Page and application data records:

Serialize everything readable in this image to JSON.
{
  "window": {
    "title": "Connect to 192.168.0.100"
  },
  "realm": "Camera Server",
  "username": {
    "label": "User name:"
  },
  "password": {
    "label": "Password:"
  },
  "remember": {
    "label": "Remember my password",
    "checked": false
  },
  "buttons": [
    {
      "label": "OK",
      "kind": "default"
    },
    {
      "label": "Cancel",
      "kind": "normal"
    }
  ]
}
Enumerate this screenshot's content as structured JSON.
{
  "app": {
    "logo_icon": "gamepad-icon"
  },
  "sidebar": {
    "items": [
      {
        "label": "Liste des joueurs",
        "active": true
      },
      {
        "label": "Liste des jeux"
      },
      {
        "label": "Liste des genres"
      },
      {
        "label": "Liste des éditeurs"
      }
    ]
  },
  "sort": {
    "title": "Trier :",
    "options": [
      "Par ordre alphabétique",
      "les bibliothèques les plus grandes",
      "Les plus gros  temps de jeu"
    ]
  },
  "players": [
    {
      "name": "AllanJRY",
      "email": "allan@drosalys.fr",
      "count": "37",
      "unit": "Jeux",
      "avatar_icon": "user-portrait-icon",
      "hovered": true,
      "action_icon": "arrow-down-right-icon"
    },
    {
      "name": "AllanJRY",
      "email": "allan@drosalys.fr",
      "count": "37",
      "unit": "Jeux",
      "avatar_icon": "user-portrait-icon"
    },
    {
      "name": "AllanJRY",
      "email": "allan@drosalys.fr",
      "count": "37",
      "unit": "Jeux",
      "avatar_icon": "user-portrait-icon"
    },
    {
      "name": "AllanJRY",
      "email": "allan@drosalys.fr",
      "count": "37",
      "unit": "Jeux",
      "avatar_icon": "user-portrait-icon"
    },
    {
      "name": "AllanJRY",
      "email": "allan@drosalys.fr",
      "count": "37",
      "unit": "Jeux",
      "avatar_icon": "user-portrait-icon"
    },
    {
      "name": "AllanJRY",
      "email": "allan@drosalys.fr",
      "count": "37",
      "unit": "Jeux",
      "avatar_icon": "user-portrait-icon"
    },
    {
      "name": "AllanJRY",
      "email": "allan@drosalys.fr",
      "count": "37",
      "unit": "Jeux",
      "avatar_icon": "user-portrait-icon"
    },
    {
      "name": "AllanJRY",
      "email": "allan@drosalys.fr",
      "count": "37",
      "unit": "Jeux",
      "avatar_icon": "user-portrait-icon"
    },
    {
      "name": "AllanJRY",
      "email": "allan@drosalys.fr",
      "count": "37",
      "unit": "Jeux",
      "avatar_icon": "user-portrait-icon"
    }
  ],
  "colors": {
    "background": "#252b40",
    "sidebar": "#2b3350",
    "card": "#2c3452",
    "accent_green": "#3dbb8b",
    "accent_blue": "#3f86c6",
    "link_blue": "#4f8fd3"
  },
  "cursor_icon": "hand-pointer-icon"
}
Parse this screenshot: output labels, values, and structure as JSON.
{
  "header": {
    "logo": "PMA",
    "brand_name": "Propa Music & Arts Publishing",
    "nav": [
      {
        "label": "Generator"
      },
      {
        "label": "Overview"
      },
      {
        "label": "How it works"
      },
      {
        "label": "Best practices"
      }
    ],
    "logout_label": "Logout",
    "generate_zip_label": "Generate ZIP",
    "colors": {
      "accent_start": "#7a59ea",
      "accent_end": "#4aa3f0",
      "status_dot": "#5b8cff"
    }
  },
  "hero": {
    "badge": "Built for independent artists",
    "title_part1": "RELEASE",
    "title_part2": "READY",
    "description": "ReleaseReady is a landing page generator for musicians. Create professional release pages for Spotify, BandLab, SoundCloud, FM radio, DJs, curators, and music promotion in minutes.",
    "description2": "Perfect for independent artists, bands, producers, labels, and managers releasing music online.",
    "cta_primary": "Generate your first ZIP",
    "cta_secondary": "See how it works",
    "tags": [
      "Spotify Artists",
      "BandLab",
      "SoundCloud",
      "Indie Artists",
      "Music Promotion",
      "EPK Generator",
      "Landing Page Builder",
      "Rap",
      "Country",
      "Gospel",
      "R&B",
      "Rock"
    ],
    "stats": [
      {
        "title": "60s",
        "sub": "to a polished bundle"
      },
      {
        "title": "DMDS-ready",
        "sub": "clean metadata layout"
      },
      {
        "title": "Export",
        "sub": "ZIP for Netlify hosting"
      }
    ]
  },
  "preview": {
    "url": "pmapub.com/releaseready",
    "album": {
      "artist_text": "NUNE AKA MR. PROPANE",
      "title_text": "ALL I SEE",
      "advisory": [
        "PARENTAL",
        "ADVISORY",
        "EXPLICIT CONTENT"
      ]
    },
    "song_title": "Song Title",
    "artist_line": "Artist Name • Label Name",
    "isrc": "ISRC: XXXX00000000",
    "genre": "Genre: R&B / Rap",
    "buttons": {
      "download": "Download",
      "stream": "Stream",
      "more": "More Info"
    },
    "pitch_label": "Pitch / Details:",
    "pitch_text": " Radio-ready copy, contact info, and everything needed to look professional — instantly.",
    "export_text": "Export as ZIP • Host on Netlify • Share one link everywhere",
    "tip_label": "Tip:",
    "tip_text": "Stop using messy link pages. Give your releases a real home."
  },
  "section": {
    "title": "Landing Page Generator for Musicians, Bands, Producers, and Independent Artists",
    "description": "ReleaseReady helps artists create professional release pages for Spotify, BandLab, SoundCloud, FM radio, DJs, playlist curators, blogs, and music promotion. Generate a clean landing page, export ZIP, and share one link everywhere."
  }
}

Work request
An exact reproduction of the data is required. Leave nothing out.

Problem solution
Serialize everything readable in this image to JSON.
{
  "window": {
    "title": "Connect to 192.168.0.100"
  },
  "realm": "Camera Server",
  "username": {
    "label": "User name:"
  },
  "password": {
    "label": "Password:"
  },
  "remember": {
    "label": "Remember my password",
    "checked": false
  },
  "buttons": [
    {
      "label": "OK",
      "kind": "default"
    },
    {
      "label": "Cancel",
      "kind": "normal"
    }
  ]
}
Enumerate this screenshot's content as structured JSON.
{
  "app": {
    "logo_icon": "gamepad-icon"
  },
  "sidebar": {
    "items": [
      {
        "label": "Liste des joueurs",
        "active": true
      },
      {
        "label": "Liste des jeux"
      },
      {
        "label": "Liste des genres"
      },
      {
        "label": "Liste des éditeurs"
      }
    ]
  },
  "sort": {
    "title": "Trier :",
    "options": [
      "Par ordre alphabétique",
      "les bibliothèques les plus grandes",
      "Les plus gros  temps de jeu"
    ]
  },
  "players": [
    {
      "name": "AllanJRY",
      "email": "allan@drosalys.fr",
      "count": "37",
      "unit": "Jeux",
      "avatar_icon": "user-portrait-icon",
      "hovered": true,
      "action_icon": "arrow-down-right-icon"
    },
    {
      "name": "AllanJRY",
      "email": "allan@drosalys.fr",
      "count": "37",
      "unit": "Jeux",
      "avatar_icon": "user-portrait-icon"
    },
    {
      "name": "AllanJRY",
      "email": "allan@drosalys.fr",
      "count": "37",
      "unit": "Jeux",
      "avatar_icon": "user-portrait-icon"
    },
    {
      "name": "AllanJRY",
      "email": "allan@drosalys.fr",
      "count": "37",
      "unit": "Jeux",
      "avatar_icon": "user-portrait-icon"
    },
    {
      "name": "AllanJRY",
      "email": "allan@drosalys.fr",
      "count": "37",
      "unit": "Jeux",
      "avatar_icon": "user-portrait-icon"
    },
    {
      "name": "AllanJRY",
      "email": "allan@drosalys.fr",
      "count": "37",
      "unit": "Jeux",
      "avatar_icon": "user-portrait-icon"
    },
    {
      "name": "AllanJRY",
      "email": "allan@drosalys.fr",
      "count": "37",
      "unit": "Jeux",
      "avatar_icon": "user-portrait-icon"
    },
    {
      "name": "AllanJRY",
      "email": "allan@drosalys.fr",
      "count": "37",
      "unit": "Jeux",
      "avatar_icon": "user-portrait-icon"
    },
    {
      "name": "AllanJRY",
      "email": "allan@drosalys.fr",
      "count": "37",
      "unit": "Jeux",
      "avatar_icon": "user-portrait-icon"
    }
  ],
  "colors": {
    "background": "#252b40",
    "sidebar": "#2b3350",
    "card": "#2c3452",
    "accent_green": "#3dbb8b",
    "accent_blue": "#3f86c6",
    "link_blue": "#4f8fd3"
  },
  "cursor_icon": "hand-pointer-icon"
}
Parse this screenshot: output labels, values, and structure as JSON.
{
  "header": {
    "logo": "PMA",
    "brand_name": "Propa Music & Arts Publishing",
    "nav": [
      {
        "label": "Generator"
      },
      {
        "label": "Overview"
      },
      {
        "label": "How it works"
      },
      {
        "label": "Best practices"
      }
    ],
    "logout_label": "Logout",
    "generate_zip_label": "Generate ZIP",
    "colors": {
      "accent_start": "#7a59ea",
      "accent_end": "#4aa3f0",
      "status_dot": "#5b8cff"
    }
  },
  "hero": {
    "badge": "Built for independent artists",
    "title_part1": "RELEASE",
    "title_part2": "READY",
    "description": "ReleaseReady is a landing page generator for musicians. Create professional release pages for Spotify, BandLab, SoundCloud, FM radio, DJs, curators, and music promotion in minutes.",
    "description2": "Perfect for independent artists, bands, producers, labels, and managers releasing music online.",
    "cta_primary": "Generate your first ZIP",
    "cta_secondary": "See how it works",
    "tags": [
      "Spotify Artists",
      "BandLab",
      "SoundCloud",
      "Indie Artists",
      "Music Promotion",
      "EPK Generator",
      "Landing Page Builder",
      "Rap",
      "Country",
      "Gospel",
      "R&B",
      "Rock"
    ],
    "stats": [
      {
        "title": "60s",
        "sub": "to a polished bundle"
      },
      {
        "title": "DMDS-ready",
        "sub": "clean metadata layout"
      },
      {
        "title": "Export",
        "sub": "ZIP for Netlify hosting"
      }
    ]
  },
  "preview": {
    "url": "pmapub.com/releaseready",
    "album": {
      "artist_text": "NUNE AKA MR. PROPANE",
      "title_text": "ALL I SEE",
      "advisory": [
        "PARENTAL",
        "ADVISORY",
        "EXPLICIT CONTENT"
      ]
    },
    "song_title": "Song Title",
    "artist_line": "Artist Name • Label Name",
    "isrc": "ISRC: XXXX00000000",
    "genre": "Genre: R&B / Rap",
    "buttons": {
      "download": "Download",
      "stream": "Stream",
      "more": "More Info"
    },
    "pitch_label": "Pitch / Details:",
    "pitch_text": " Radio-ready copy, contact info, and everything needed to look professional — instantly.",
    "export_text": "Export as ZIP • Host on Netlify • Share one link everywhere",
    "tip_label": "Tip:",
    "tip_text": "Stop using messy link pages. Give your releases a real home."
  },
  "section": {
    "title": "Landing Page Generator for Musicians, Bands, Producers, and Independent Artists",
    "description": "ReleaseReady helps artists create professional release pages for Spotify, BandLab, SoundCloud, FM radio, DJs, playlist curators, blogs, and music promotion. Generate a clean landing page, export ZIP, and share one link everywhere."
  }
}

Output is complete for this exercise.